My mother is in a whitewashed vault in St John's Churchyard in Pembroke, Bermuda. There is no obelisk or cross. Her name is engraved on a plaque attached to the end of the slab atop the vault. Mavis Eldridge 1926-1992.
My father is also buried in Bermuda. I'm not exactly sure of the day he died, but it was in the spring of 1996. His third wife had him buried in a shared grave, but had his name and dates engraved on a headstone. The stonemason got the dates wrong, had him born ten years after he actually was. I believe that was corrected. He is buried in St Paul's Churchyard in Paget, Bermuda. My father's second wife died in the 1980s, but I cannot recall the year, much less the date. She was buried in a parish grave, unmarked. Happens she is also in St Paul's Churchyard, but she was no longer married to my father when she died. The church building itself is between them.
I can conjure up the image of my father from certain occasions, and generally. Is this because I saw him so infrequently in my life, in his lifetime? And I can also picture his second wife, who I liked a great deal.

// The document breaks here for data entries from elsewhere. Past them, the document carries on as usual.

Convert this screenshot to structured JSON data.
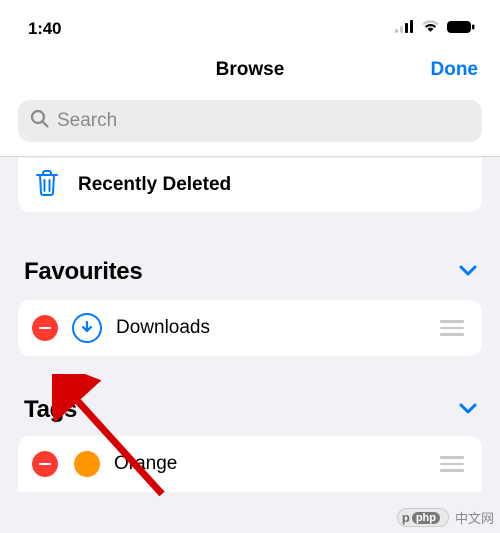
{
  "status": {
    "time": "1:40"
  },
  "nav": {
    "title": "Browse",
    "done": "Done"
  },
  "search": {
    "placeholder": "Search"
  },
  "locations": {
    "recently_deleted": "Recently Deleted"
  },
  "sections": {
    "favourites": {
      "title": "Favourites",
      "items": [
        {
          "label": "Downloads"
        }
      ]
    },
    "tags": {
      "title": "Tags",
      "items": [
        {
          "label": "Orange",
          "color": "#ff9500"
        }
      ]
    }
  },
  "watermark": {
    "brand": "php",
    "text": "中文网"
  }
}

My various parents (and grandparents) turn up in my dreams and, sometimes, they remain in ghost form around me for a short while. Not so as to be unpleasant or unwelcome.

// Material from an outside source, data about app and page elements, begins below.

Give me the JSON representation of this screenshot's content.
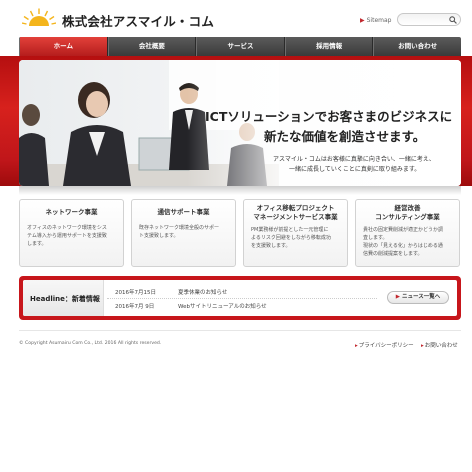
{
  "header": {
    "company_name": "株式会社アスマイル・コム",
    "sitemap_label": "Sitemap",
    "search_placeholder": ""
  },
  "nav": {
    "items": [
      {
        "label": "ホーム",
        "active": true
      },
      {
        "label": "会社概要",
        "active": false
      },
      {
        "label": "サービス",
        "active": false
      },
      {
        "label": "採用情報",
        "active": false
      },
      {
        "label": "お問い合わせ",
        "active": false
      }
    ]
  },
  "hero": {
    "headline_line1": "ICTソリューションでお客さまのビジネスに",
    "headline_line2": "新たな価値を創造させます。",
    "sub_line1": "アスマイル・コムはお客様に真摯に向き合い、一緒に考え、",
    "sub_line2": "一緒に成長していくことに真剣に取り組みます。"
  },
  "services": [
    {
      "title_lines": [
        "ネットワーク事業"
      ],
      "desc_lines": [
        "オフィスのネットワーク環境をシス",
        "テム導入から運用サポートを支援致",
        "します。"
      ]
    },
    {
      "title_lines": [
        "通信サポート事業"
      ],
      "desc_lines": [
        "既存ネットワーク環境全般のサポー",
        "ト支援致します。"
      ]
    },
    {
      "title_lines": [
        "オフィス移転プロジェクト",
        "マネージメントサービス事業"
      ],
      "desc_lines": [
        "PM業務様が前提とした一元管理に",
        "よるリスク回避をしながら移転成功",
        "を支援致します。"
      ]
    },
    {
      "title_lines": [
        "経営改善",
        "コンサルティング事業"
      ],
      "desc_lines": [
        "貴社の固定費削減が適正かどうか調",
        "査します。",
        "現状の「見える化」からはじめる通",
        "信費の削減提案をします。"
      ]
    }
  ],
  "headline": {
    "label": "Headline：新着情報",
    "news": [
      {
        "date": "2016年7月15日",
        "title": "夏季休業のお知らせ"
      },
      {
        "date": "2016年7月 9日",
        "title": "Webサイトリニューアルのお知らせ"
      }
    ],
    "more_button": "ニュース一覧へ"
  },
  "footer": {
    "copyright": "© Copyright Asumairu Com Co., Ltd. 2016 All rights reserved.",
    "privacy_link": "プライバシーポリシー",
    "contact_link": "お問い合わせ"
  },
  "colors": {
    "accent_red": "#c7161b",
    "nav_dark": "#444444"
  }
}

We've had several television programmes (here in Britain) this past fortnight on the subject of death. Documentaries on our attitudes towards death and dying over the centuries were particularly interesting.

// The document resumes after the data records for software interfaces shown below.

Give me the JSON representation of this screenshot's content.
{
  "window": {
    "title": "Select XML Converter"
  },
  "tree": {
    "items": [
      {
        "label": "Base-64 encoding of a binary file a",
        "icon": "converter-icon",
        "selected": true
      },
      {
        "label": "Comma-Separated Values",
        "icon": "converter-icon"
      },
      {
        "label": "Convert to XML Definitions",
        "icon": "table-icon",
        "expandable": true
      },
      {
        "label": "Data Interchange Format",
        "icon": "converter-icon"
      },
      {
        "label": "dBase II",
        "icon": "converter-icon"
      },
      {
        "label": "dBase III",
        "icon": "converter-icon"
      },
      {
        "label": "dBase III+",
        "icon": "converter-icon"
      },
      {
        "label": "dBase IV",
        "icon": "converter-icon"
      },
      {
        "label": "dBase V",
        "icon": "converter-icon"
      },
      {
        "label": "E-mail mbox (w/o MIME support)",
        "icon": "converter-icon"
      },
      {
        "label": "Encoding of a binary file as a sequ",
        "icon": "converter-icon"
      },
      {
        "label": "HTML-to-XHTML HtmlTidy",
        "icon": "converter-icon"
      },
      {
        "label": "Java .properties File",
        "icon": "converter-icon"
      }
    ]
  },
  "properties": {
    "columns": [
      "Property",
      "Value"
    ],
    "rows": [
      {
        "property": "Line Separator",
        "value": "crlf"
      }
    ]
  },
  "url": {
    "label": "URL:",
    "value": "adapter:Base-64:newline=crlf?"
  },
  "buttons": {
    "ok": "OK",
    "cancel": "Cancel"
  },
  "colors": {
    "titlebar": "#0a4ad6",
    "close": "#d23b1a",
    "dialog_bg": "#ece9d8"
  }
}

I did not know that cremation has only really been a going concern in the UK for about 120 years, and that acceptance by some of the major churches, like the Church of England, is quite recent. Most dead folks here are cremated now. People still seem to look forward to a funeral service of some sort. Funeral homes now do most of the work. My great-grandparents would have been laid out in their coffins in the front room at home. Family and neighbours would have washed and dressed the body.
My mother's people from the 1800s onward, our closer relatives, Lancasters, Proctors, Cloughs, Heys, are buried in Haggate Cemetery in Briercliffe, Lancashire, and in Colne, Lancashire. I have seen some of their graves. My father's family can be found in Fulham, London after the 1850s. Before that, for at least a hundred years, our Eldridges were living and dying in Lubenham, Leicestershire, some rating stones in All Saints' Churchyard. The King family, my father's side again, were in Whaddon, Buckinghamshire. My father's parents are buried in Kent. He had a brother who died in Australia.
It is clearly becoming increasingly difficult to pop around to the graves of family members when the anniversaries of their deaths (and Easter Sunday) come around. I'm looking forward to being cremated, with no funeral service, and scattered off in the wild somewhere easily forgotten by a stranger.
Will anyone think of me when the anniversary date rolls around? I'm not sure that I give a hoot. I'd much rather somebody thought of me while I was alive to enjoy it. (I'm hoping for kind thoughts! Perhaps a postcard.)